Dinner by Len Senater
Tonight’s menu looks at both at eating in and for the future; an emphasis on working with ingredients with the lowest-possible ecological footprints: seaweed, jellyfish, fungi, yeasts, bacteria, insects, etc.
Seaweed & Jellyfish Salad • Miso Millet Polenta with Scallion & Algae Oil, topped with a stirfry of mixed mushrooms and cricket crumbs (optional) • Hempseed Creme Brulee
#GF #vegan options available
Doors open at 6pm, talk starts at 7pm
Includes dinner and coffee or tea.
$35 (includes HST)
Sarah Rotz’s academic work focuses on political ecologies of land and food systems, settler colonial patriarchy, and concepts of sovereignty and justice related to food, water and energy, and the ecosystems that support them. Sarah has written on topics ranging from the politics of farmland ownership and critical perspectives of agricultural technologies, to the ways that settler colonial logics and gendered narratives uphold extractive practices and relationships on the land. Her postdoctoral research explores the potential for accountable relationships between settler and Indigenous peoples through land-based, Indigenous-led food and energy sovereignty projects on Turtle Island.

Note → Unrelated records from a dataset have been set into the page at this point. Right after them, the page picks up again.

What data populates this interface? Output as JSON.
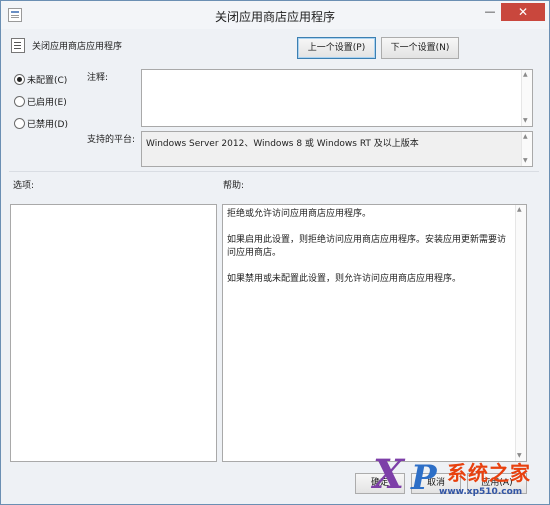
{
  "window": {
    "title": "关闭应用商店应用程序",
    "minimize_glyph": "—",
    "close_glyph": "✕"
  },
  "policy": {
    "name": "关闭应用商店应用程序"
  },
  "nav": {
    "prev_label": "上一个设置(P)",
    "next_label": "下一个设置(N)"
  },
  "state": {
    "options": [
      {
        "label": "未配置(C)",
        "checked": true
      },
      {
        "label": "已启用(E)",
        "checked": false
      },
      {
        "label": "已禁用(D)",
        "checked": false
      }
    ]
  },
  "comment": {
    "label": "注释:",
    "value": ""
  },
  "platform": {
    "label": "支持的平台:",
    "value": "Windows Server 2012、Windows 8 或 Windows RT 及以上版本"
  },
  "sections": {
    "options_label": "选项:",
    "help_label": "帮助:"
  },
  "help": {
    "paragraphs": [
      "拒绝或允许访问应用商店应用程序。",
      "如果启用此设置，则拒绝访问应用商店应用程序。安装应用更新需要访问应用商店。",
      "如果禁用或未配置此设置，则允许访问应用商店应用程序。"
    ]
  },
  "buttons": {
    "ok": "确定",
    "cancel": "取消",
    "apply": "应用(A)"
  },
  "watermark": {
    "letter_x": "X",
    "letter_p": "P",
    "text": "系统之家",
    "url": "www.xp510.com"
  },
  "colors": {
    "accent": "#3c7fb1",
    "close_button": "#c9473d"
  }
}
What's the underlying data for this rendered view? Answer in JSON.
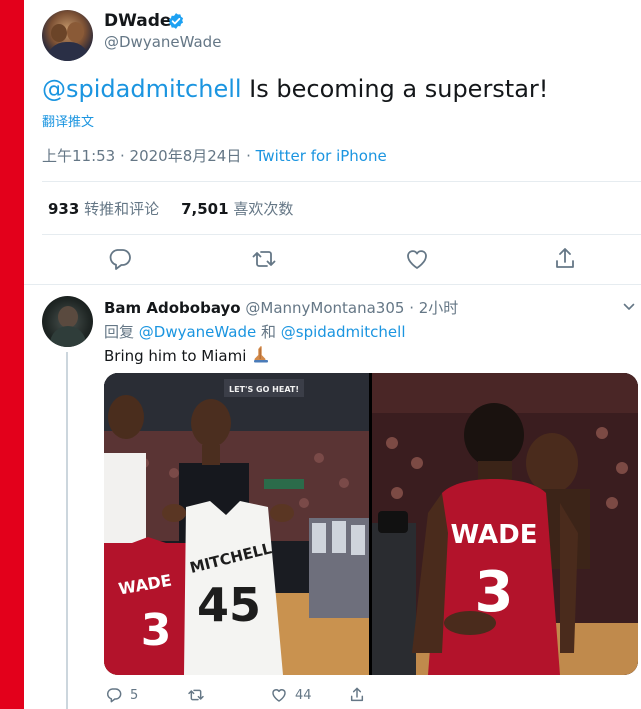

Ian Mosby is an award winning author and historian of food, Indigenous health and the politics of settler colonialism. He has a PhD in History from York University and his current research explores the history of human biomedical experimentation on Indigenous peoples during the second half of the twentieth century. Ian’s first book, Food Will Win the War: The Politics, Culture and Science of Food on Canada’s Home Front was was awarded the 2015 Political History Book Prize by the Canadian Historical Association and, in 2016, was shortlisted for a Canada Prize in the Humanities by the Federation for the Humanities and Social Sciences.
This Table Talk is presented in collaboration with Artery
Every space is a stage. Artery lets anyone bring creative experiences to life, in places you may not expect.
Every month The Depanneur invites a local food personality to talk about something that interests them while Dep founder Len Senater cooks dinner for everyone.
Find out more on Table Talks at The Depanneur